1998: Massive search for missing man begins
Editor's Note: This is one of a series of articles about the history of the Sun Advocate and the county it covers as a newspaper. The article is being written from front page stories that appeared during each year in commemoration of the 120th anniversary of the newspaper's birth in 1891.
The filming of students using "chew" at Carbon High School in 1997 led to a legal case that spilled over into 1998. The KTVX reporter and the camera man who filmed the session allegedly had given the students the tobacco to illustrate the situation. The county brought charges against the pair in late 1997 concerning the incident as four counts of contributing to the delinquency of a minor. Originally five charges were dropped to four (because one of the students that they worked with was over 18) in January and a trial date for the television crew was set for April 1.
Another story that began in 1998 also made headlines in 1999 as well. In mid-January, Kenton David Goodwill was arrested for a second time on DUI in Carbon County. A former representative for the Utah State Attorney General's Office, Goodwill had been arrested in the fall of 1998 for the same thing when he was found in his car setting on railroad tracks which he had driven down apparently believing it was a road. In the January arrest. The second incident started when Goodwill was trying to contact a relative in Helper and went to the wrong house and pounded on the door of a Helper policeman. He was purportedly involved in holding his ex-wife hostage in Salt Lake County before he came to Carbon county and the police there were looking for him. At the time of his arrest weapons were found in his car in a parking lot, along with some drug paraphernalia.
Late January brought the arrest of two suspects in the City Market (now Fresh Market) armed robbery that had taken place in November of 1998. At the time a single masked gun man forced three employees to give him money at the courtesy counter in the store and then fled. Despite a search and police all over the county looking for the robber he was not found. However, in late January two suspects involved in the case were arrested in New Mexico. Based on reports the two were wanted in several robberies.
While complaints about Highway 6 and its unsafe conditions had gone of for years, 1998 was the year when organized activity to get things changed began. In 1997 the paper reported there had been 30 deaths recorded from vehicle accidents in the canyon alone. Ideas to make the canyon safer began to be put forward, including the ever-present idea to make the canyon a four lane highway all the way through the canyon from Spanish Fork to Price. Some suggested the way to pay for it would be to make it a toll road. Others worried that might make for less traffic and people not coming to Carbon and Emery County for tourism purposes.

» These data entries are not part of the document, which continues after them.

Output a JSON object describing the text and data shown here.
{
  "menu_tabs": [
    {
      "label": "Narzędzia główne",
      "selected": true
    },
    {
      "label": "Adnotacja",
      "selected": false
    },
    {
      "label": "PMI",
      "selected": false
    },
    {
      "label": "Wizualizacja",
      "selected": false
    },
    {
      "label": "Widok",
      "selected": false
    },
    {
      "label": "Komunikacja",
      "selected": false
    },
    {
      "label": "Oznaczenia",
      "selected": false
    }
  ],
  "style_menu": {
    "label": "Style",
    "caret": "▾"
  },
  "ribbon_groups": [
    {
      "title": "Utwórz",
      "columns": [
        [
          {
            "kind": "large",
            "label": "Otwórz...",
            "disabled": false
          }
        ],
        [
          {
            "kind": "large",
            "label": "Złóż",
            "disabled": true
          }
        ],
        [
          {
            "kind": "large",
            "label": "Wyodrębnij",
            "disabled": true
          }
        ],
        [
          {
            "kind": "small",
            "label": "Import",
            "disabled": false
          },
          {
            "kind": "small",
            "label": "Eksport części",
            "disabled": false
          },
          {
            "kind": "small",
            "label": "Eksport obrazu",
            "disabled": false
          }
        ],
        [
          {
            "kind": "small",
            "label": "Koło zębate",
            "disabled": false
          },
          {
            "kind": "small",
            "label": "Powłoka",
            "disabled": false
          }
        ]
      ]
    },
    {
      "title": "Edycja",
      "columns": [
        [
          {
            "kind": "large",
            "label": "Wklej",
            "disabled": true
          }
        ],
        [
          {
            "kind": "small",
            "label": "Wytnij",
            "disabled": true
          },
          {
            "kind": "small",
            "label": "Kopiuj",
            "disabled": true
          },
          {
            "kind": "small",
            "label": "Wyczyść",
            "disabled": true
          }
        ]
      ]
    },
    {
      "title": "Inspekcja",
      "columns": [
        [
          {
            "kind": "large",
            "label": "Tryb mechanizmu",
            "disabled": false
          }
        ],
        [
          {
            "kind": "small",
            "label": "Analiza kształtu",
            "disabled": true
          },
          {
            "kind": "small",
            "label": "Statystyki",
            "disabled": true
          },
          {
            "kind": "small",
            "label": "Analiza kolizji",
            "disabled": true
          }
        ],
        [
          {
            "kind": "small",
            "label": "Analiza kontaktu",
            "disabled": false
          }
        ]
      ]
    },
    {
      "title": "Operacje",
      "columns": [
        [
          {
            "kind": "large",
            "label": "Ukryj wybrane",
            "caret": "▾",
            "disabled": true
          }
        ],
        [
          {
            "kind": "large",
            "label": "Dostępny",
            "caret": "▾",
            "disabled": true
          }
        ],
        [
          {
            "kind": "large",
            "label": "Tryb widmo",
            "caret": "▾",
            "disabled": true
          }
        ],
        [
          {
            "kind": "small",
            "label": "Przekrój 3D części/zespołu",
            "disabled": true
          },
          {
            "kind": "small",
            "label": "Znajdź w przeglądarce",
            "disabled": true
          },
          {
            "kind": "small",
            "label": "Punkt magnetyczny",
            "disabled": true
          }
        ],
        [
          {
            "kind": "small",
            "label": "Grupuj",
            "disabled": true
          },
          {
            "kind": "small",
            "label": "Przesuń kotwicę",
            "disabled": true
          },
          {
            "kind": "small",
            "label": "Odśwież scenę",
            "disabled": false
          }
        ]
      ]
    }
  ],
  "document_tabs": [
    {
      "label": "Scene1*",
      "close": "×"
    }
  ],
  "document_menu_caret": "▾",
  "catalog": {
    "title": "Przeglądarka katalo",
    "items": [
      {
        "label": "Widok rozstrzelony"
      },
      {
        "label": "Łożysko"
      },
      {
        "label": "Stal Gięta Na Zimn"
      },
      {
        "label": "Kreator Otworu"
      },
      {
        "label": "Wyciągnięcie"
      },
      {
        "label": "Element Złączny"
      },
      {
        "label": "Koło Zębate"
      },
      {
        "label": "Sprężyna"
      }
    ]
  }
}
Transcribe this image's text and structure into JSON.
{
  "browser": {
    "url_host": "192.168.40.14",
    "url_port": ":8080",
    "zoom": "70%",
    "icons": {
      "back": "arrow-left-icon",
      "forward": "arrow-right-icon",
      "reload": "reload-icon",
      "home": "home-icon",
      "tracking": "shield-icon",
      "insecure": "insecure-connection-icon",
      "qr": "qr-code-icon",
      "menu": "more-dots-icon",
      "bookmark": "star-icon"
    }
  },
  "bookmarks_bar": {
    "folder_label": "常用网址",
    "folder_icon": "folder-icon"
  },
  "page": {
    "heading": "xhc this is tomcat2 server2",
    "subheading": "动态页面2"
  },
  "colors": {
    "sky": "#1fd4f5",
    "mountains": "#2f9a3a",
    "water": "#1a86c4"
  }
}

A very wet year again brought concerns about flooding and also the landslide areas in Spanish Fork Canyon came under scrutiny once again. In April stream flows in some parts of the state were at 300 percent, but the wet month was downplayed by one weather official who said, "It's just April."
A local student at Carbon High School, Susie Morris, won high honors at the World Science Fair for her studies which showed that learning in older rats can be affected by the animals using a substitute sugar intake. The application of that information at the time was that people in their older years who take sugar substitutes could have their mental capacities affected. Morris won $8,000 from the Andrus Foundation for her efforts.
In October, boulders from the mountainside near the Peerless port of entry poured down on Highway 6. Twice during the same weekend two big rocks made their way down the mountain onto the roadway causing accidents. One was over 13 feet long and eight feet high, the other that came down the next day was almost the same size. While no one was injured a number of accidents were caused by the rocks which blocked at least part of the roadway.
The disappearance of Ryan Thayn of Wellington may have been the biggest story of 1998, in terms of exposure. The young man, a Seely Oil Company employee, came up missing on Nov. 5 while he was checking the company's gas wells near Mounds, just over the border of the Emery/Carbon county line. Thayn's truck was found abandoned at the scene. Jumper cables and two car batteries were lying on the ground near the vehicle. His coat, several knives and a wallet were found inside the truck. A large group of searchers began looking for the young man the next day. In the beginning the Emery County Sheriff's office approached the case as a possible homicide. In this case with it being so close to the county line, both county police agencies were involved in the investigation. Within a short period of time a $5,000 reward was offered for information leading to his whereabouts. For years after the case would pop up with possible leads and rumors of leads. It wasn't until June 6, 2008 that the case was settled when surveyors doing a biological study in the area around Mounds found Thayn's body wedged in a crevice.
After a study of the situation, authorities came to believe that he had most probably accidentally fallen into the crevice and couldn't get out. At the time it was revealed that that area had been searched extensively on horseback right after the disappearance, but that it was in a place that would have been hard to see and get into with a horse. The discovery of the body by the survey team was purely accidental.
At Thanksgiving time a fire broke out in the Willow Creek Mine in the Castle Gate area. All the workers in the mine were able to escape. The fire started behind the long wall machine that was being used to extract coal from the seam. The portals to the mine were sealed to cut off the oxygen to the fire. By the end of year the company was coming close to reclaiming the mine and reopening it for operations.